According to a 2021 UNESCO report, 70% of researchers in Uganda were males by 2014 and Etomaru said that, despite an increase in the number of female scientists in the country, “the gradient of female exclusion in research and development is pronounced in Uganda”.
The disproportionate participation of women in research and innovation-induced productivity growth, she argued, deters progress towards attaining the national goals of gender parity.
Furthermore, the researchers say that the skewed doctoral training and research capacity in favour of STEM fields in public universities “limits opportunities of bridging silos across disciplines to address complex development challenges through cross-disciplinary research approaches”.
But Etomaru argued that, despite the dominance of STEM fields in doctoral awards in public universities corresponding to the national demand for STEM, “this dominance is likely largely driven by donor funding agendas, but not deliberate planning at the national level”.
On the other hand, she said that their study findings imply that private universities in Uganda only have capacity for doctoral education and training in the relatively low-cost arts, humanities and social sciences.
“Private universities need capacity-building support if they are to successfully undertake doctoral education and training in both STEM and arts, humanities and social sciences. Research in both STEM and arts, humanities and social sciences is essential for the development of the much-needed locally relevant knowledge and, therefore, fundamental to the attainment of all the national development goals,” said Etomaru.
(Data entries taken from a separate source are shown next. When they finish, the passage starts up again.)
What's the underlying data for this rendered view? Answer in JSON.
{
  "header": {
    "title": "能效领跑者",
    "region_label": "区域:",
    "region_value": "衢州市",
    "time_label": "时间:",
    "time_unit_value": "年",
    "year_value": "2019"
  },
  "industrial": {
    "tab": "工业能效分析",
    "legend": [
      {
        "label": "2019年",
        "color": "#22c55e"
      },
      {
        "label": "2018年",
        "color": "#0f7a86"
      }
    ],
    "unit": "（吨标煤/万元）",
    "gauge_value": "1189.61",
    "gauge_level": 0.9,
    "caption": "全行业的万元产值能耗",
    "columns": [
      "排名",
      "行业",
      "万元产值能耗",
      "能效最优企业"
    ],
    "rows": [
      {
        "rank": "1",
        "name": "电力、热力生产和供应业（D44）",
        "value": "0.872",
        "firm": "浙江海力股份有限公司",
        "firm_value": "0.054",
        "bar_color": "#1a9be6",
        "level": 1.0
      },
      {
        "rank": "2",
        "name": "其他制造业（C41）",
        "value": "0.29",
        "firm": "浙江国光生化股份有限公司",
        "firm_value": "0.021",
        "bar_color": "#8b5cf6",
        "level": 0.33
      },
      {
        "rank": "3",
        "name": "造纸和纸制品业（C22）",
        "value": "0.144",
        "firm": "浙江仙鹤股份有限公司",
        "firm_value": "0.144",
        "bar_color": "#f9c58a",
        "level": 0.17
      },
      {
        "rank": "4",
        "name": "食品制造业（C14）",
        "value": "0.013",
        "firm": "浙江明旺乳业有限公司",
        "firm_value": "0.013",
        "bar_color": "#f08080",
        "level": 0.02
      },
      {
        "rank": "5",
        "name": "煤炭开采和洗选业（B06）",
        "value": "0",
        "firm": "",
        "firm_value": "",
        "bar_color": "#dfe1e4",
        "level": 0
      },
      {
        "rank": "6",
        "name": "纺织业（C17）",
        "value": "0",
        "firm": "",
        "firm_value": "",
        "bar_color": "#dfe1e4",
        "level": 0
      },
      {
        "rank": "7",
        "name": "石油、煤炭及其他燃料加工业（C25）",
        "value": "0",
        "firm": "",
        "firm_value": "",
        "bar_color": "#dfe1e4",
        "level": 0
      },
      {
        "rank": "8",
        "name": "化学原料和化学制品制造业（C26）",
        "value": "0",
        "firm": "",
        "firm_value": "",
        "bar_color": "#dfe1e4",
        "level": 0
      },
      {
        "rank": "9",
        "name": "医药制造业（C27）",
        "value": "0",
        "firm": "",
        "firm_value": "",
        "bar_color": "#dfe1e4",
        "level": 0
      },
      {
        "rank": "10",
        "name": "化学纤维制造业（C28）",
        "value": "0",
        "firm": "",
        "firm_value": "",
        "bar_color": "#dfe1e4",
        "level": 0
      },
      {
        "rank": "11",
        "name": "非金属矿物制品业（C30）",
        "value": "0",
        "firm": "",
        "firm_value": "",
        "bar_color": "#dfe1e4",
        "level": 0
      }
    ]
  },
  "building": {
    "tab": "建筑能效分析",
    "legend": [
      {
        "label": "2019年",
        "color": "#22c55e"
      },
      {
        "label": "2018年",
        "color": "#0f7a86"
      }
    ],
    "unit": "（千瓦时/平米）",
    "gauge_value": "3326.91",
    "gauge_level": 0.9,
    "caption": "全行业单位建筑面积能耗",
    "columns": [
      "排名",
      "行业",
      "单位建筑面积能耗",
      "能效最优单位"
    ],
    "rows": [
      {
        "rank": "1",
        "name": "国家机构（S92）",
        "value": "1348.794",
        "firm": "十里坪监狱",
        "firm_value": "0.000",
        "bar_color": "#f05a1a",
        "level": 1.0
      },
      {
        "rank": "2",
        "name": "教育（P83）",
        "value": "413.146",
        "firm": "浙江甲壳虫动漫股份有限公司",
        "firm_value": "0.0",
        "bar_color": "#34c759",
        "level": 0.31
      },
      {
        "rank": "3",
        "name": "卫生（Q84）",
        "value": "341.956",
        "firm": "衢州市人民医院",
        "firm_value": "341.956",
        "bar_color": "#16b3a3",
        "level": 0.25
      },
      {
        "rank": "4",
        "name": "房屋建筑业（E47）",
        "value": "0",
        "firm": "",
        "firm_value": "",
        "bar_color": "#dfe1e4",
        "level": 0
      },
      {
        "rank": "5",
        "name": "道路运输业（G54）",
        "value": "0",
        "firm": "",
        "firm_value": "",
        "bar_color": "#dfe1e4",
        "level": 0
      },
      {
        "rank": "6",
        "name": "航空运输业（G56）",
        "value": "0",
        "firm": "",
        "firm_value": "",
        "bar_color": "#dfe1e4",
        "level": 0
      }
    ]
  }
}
It is against this backdrop that Etomaru has called for an urgent comprehensive national strategy to develop doctoral education and training in Uganda – and Africa, as the findings of the study may also be relevant to other countries.
Are challenges curtailing development?
According to Dr Florah Karimi, the programme manager for the Consortium for Advanced Research Training in Africa (CARTA) of the Nairobi-headquartered African Population and Health Research Centre, the study confirms low levels of doctoral training across Africa.
This, she expounded, can be largely attributed to individuals and institutions lacking funds to support doctoral training.
“While basic education (early childhood education, primary education, secondary education) has been prioritised as free education in many countries in Africa, in line with the Sustainable Development Goals, this is not so for university education, where investments decrease as one moves from one level to the next,” said Karimi.
Additionally, she told University World News that lack of concerted national efforts towards adequate investment in doctoral training in Africa further widens the gap between the rich and the poor, as only those who have personal funds can access doctoral education, with the poor relying on limited external fellowships and grants.
Karimi asserted that the drive to pursue doctoral training at the expense of job and business opportunities could also be a factor curtailing the growth of doctoral training in Africa.
“The balance between family, work and doctoral studies in most cases is skewed towards family and work, at the expense of doctoral training, unless grants are availed to cushion the individuals from adverse effects as they pursue the balance,” she said.
She called for an appreciation of research and its impact on the development agenda, as lack of this could also contribute to the low capacity in doctoral training, whose greater part constitutes research work.
“One of the factors that led to the formation of CARTA was the recognition that there was a scarcity of a robust research and training infrastructure capable of attracting, training and retaining the continent’s brightest minds.
“The significance of sufficient doctoral training in the research-innovative ecosystem in Africa is [about] having an increased pool of high-quality academics to influence academia and research emanating from African universities, and developing high-quality human resources to support the research and development agenda in Africa,” she said.